RBF is tuned with two parameters, C and gamma. The gamma parameter defines the influence that a single data point has. C trades off error against simplicity – a very complex system might make few errors, but may be fragile, having very poor performance on new data. The behavior of an RBF SVM can be highly sensitive to gamma; large values give individual examples power to distort the system’s behavior. To best tune our system, we searched for parameters (Figure 4. Results are for category G, access to infrastructure, though simplified for visualization to the first two keyword parameters.
The plots show that performance is best with a high C and a low gamma – that is, we should not fit the data too tightly to either of these points. In the end, C=20 and gamma=3 worked for the general case. Overall results for RBF SVM are given in Table 2. These are compared with a keyword-match baseline, which matches texts if any of the keywords for a given actionability type are present.

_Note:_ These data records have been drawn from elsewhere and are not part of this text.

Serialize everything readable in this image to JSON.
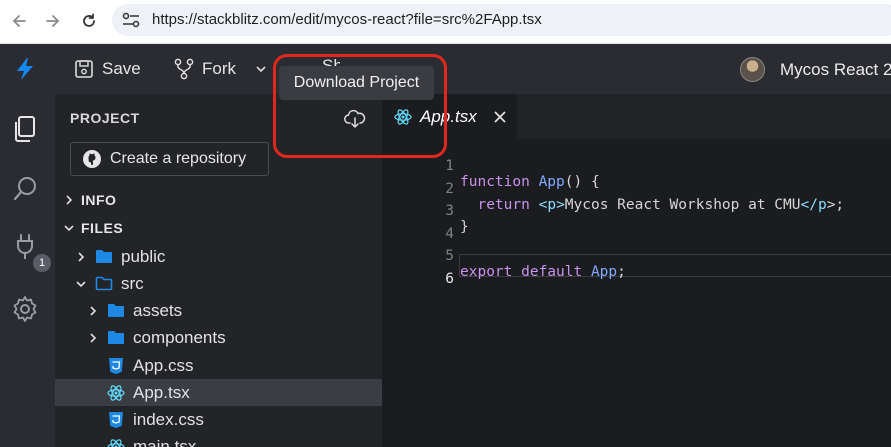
{
  "browser": {
    "url": "https://stackblitz.com/edit/mycos-react?file=src%2FApp.tsx"
  },
  "toolbar": {
    "save_label": "Save",
    "fork_label": "Fork",
    "share_label_partial": "Sh",
    "project_name": "Mycos React 2"
  },
  "tooltip": {
    "text": "Download Project"
  },
  "activity": {
    "badge_count": "1"
  },
  "sidebar": {
    "title": "PROJECT",
    "create_repo_label": "Create a repository",
    "sections": [
      {
        "label": "INFO"
      },
      {
        "label": "FILES"
      }
    ],
    "tree": [
      {
        "label": "public",
        "type": "folder"
      },
      {
        "label": "src",
        "type": "folder-open"
      },
      {
        "label": "assets",
        "type": "folder"
      },
      {
        "label": "components",
        "type": "folder"
      },
      {
        "label": "App.css",
        "type": "css-file"
      },
      {
        "label": "App.tsx",
        "type": "react-file"
      },
      {
        "label": "index.css",
        "type": "css-file"
      },
      {
        "label": "main.tsx",
        "type": "react-file"
      }
    ]
  },
  "editor": {
    "tab_label": "App.tsx",
    "line_numbers": [
      "1",
      "2",
      "3",
      "4",
      "5",
      "6"
    ],
    "code": {
      "l1_kw": "function",
      "l1_name": "App",
      "l1_rest": "() {",
      "l2_kw": "return",
      "l2_open": "<",
      "l2_tag": "p",
      "l2_gt": ">",
      "l2_text": "Mycos React Workshop at CMU",
      "l2_close_open": "</",
      "l2_close_tag": "p",
      "l2_close_end": ">;",
      "l3": "}",
      "l5_kw": "export default",
      "l5_name": "App",
      "l5_end": ";"
    }
  },
  "colors": {
    "highlight_border": "#e3261e",
    "keyword": "#c792ea",
    "identifier": "#82aaff",
    "jsx_tag": "#89ddff",
    "brand_blue": "#1389fd"
  }
}
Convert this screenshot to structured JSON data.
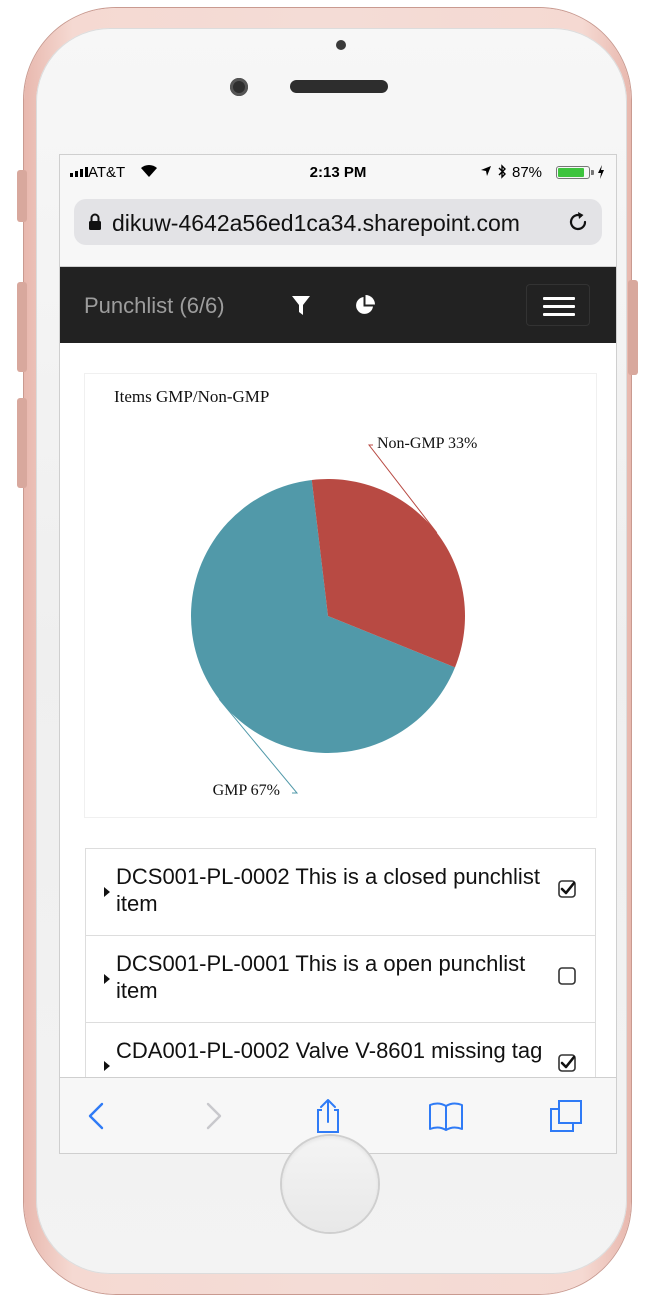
{
  "status_bar": {
    "carrier": "AT&T",
    "time": "2:13 PM",
    "battery_percent": "87%",
    "battery_level": 0.87
  },
  "browser": {
    "url": "dikuw-4642a56ed1ca34.sharepoint.com"
  },
  "navbar": {
    "brand": "Punchlist (6/6)",
    "icons": [
      "filter-icon",
      "pie-chart-icon",
      "hamburger-menu-icon"
    ]
  },
  "chart_data": {
    "type": "pie",
    "title": "Items GMP/Non-GMP",
    "slices": [
      {
        "label": "GMP 67%",
        "value": 67,
        "color": "#5199a9"
      },
      {
        "label": "Non-GMP 33%",
        "value": 33,
        "color": "#b84a43"
      }
    ]
  },
  "punchlist": {
    "items": [
      {
        "text": "DCS001-PL-0002 This is a closed punchlist item",
        "checked": true
      },
      {
        "text": "DCS001-PL-0001 This is a open punchlist item",
        "checked": false
      },
      {
        "text": "CDA001-PL-0002 Valve V-8601 missing tag",
        "checked": true
      }
    ]
  },
  "toolbar": {
    "icons": [
      "back-icon",
      "forward-icon",
      "share-icon",
      "bookmarks-icon",
      "tabs-icon"
    ]
  },
  "colors": {
    "navbar_bg": "#222222",
    "brand_text": "#9d9d9d",
    "ios_blue": "#2f7bf6",
    "phone_rose_gold": "#f4dcd6"
  }
}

This actionability extraction, coupled with the informativeness filtering, is released as an open source tool Emina at https://github.com/GateNLP/emina.
5 Profile of a Crisis
Using both informativeness filtering and actionability classification, we are able to see how the kind of actionable information in a crisis situation develops over time. To this end, we applied informativeness filtering and then actionability extraction to messages around individual crises in prior datasets.
To measure the balance of actionable information over time, we bucketed messages according to their timestamps and then calculated the proportion of each actionability type. The results are shown in a proportional stacked bar chart. That is to say, for each time slot, the chart shows the proportion of actionable information during that period. If the dominant information type is “needs”, then this second will have a larger proportion than the others, regardless of volume. An example for the 2013 Alberta floods is shown in Figure 5. This kind of visualization is an accessible summary of the profile of the crisis over time.
Filtering out uninformative messages is crucial to effective use of human monitors of electronic messages during a crisis. The majority of inputs in recent crises are irrelevant, and systems that preprocess and reduce the volume of irrelevant messages become invaluable. We developed a pair of techniques that first remove the bulk of irrelevant messages, and then attempt to select particular kinds of actionable messages, according to some top-level actionability categories.
We were able to extract informative messages at over 90% accuracy, incorporating both the accurate selection of informative content and also avoiding extraction of non-informative content. Furthermore, we were able to recall between 50% and 70% of actionable information over eight individual information classes. The results presented in this paper are a first step to examine the feasibility of automatically identifying informative, and actionable messages such as those present from social media sources during a crisis event. While the results in this paper are promising, further research is needed to improve this approach. More importantly, given the importance of data and responsibilities of crisis responders, additional research is needed into the risks and ethics associated with automatic data processing. With automated services and tools, like Emina presented in this paper, we gain the potential to support crisis responders, digital volunteers and communities themselves in processing large volumes of data.
This work was supported by funding from the European Commission through grant agreement 687847, Comrades. The authors are grateful to CrowdFlower and Rob Munro for their continued support and the resources generously donated which enabled creation of these datasets, as well as to Pushshift.io and Jason Baumgartner, who helped provide the Irma data rapidly during and after the crisis.